Go through the entries below and copy every line that holds the word "object".

RECORDS SHOWN below:

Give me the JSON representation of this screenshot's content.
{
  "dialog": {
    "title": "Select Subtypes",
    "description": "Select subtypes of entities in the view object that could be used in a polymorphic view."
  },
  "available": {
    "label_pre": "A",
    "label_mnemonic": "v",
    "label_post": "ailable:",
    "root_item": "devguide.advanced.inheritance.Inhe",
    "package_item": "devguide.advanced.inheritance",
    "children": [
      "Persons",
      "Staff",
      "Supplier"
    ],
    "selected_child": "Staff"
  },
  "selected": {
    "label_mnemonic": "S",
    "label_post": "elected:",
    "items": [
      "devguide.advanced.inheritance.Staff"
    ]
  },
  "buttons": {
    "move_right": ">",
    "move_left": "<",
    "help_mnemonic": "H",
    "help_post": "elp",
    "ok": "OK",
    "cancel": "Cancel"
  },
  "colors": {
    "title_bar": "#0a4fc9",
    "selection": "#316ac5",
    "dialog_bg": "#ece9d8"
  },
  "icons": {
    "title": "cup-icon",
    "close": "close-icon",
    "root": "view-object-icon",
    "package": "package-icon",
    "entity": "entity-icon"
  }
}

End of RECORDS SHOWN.

◆ **SOLVED PROBLEM**:
    "description": "Select subtypes of entities in the view object that could be used in a polymorphic view."
    "root": "view-object-icon",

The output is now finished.